No pictures belong in the answer. Repeat all the entries exactly.

*** Begin section ***

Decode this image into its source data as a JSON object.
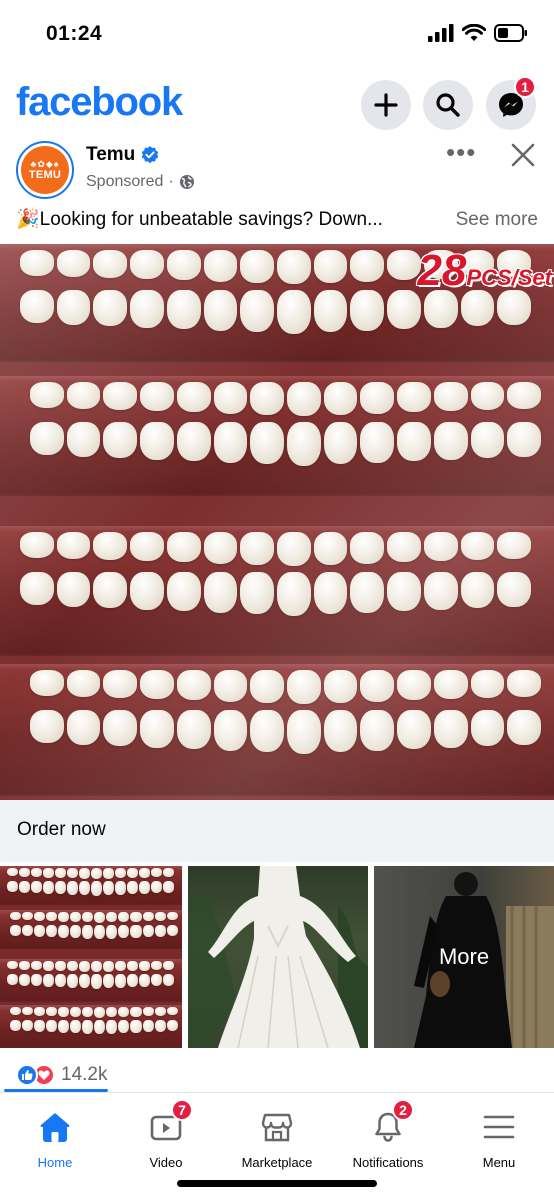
{
  "status_bar": {
    "time": "01:24"
  },
  "header": {
    "logo": "facebook",
    "messenger_badge": "1"
  },
  "post": {
    "page_name": "Temu",
    "avatar_text": "TEMU",
    "sponsored_label": "Sponsored",
    "separator": "·",
    "caption": "🎉Looking for unbeatable savings? Down...",
    "see_more": "See more",
    "image_promo": "28",
    "image_promo_suffix": "PCS/Set",
    "cta_label": "Order now",
    "carousel_more_label": "More",
    "reaction_count": "14.2k"
  },
  "bottom_nav": {
    "items": [
      {
        "label": "Home",
        "icon": "home-icon",
        "active": true
      },
      {
        "label": "Video",
        "icon": "video-icon",
        "badge": "7"
      },
      {
        "label": "Marketplace",
        "icon": "marketplace-icon"
      },
      {
        "label": "Notifications",
        "icon": "bell-icon",
        "badge": "2"
      },
      {
        "label": "Menu",
        "icon": "menu-icon"
      }
    ]
  },
  "colors": {
    "brand_blue": "#1877f2",
    "badge_red": "#e41e3f",
    "temu_orange": "#f26c1b",
    "secondary_text": "#65676b"
  }
}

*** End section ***

== EXERCISE RESULT ==
Decode this image into its source data as a JSON object.
{
  "status_bar": {
    "time": "01:24"
  },
  "header": {
    "logo": "facebook",
    "messenger_badge": "1"
  },
  "post": {
    "page_name": "Temu",
    "avatar_text": "TEMU",
    "sponsored_label": "Sponsored",
    "separator": "·",
    "caption": "🎉Looking for unbeatable savings? Down...",
    "see_more": "See more",
    "image_promo": "28",
    "image_promo_suffix": "PCS/Set",
    "cta_label": "Order now",
    "carousel_more_label": "More",
    "reaction_count": "14.2k"
  },
  "bottom_nav": {
    "items": [
      {
        "label": "Home",
        "icon": "home-icon",
        "active": true
      },
      {
        "label": "Video",
        "icon": "video-icon",
        "badge": "7"
      },
      {
        "label": "Marketplace",
        "icon": "marketplace-icon"
      },
      {
        "label": "Notifications",
        "icon": "bell-icon",
        "badge": "2"
      },
      {
        "label": "Menu",
        "icon": "menu-icon"
      }
    ]
  },
  "colors": {
    "brand_blue": "#1877f2",
    "badge_red": "#e41e3f",
    "temu_orange": "#f26c1b",
    "secondary_text": "#65676b"
  }
}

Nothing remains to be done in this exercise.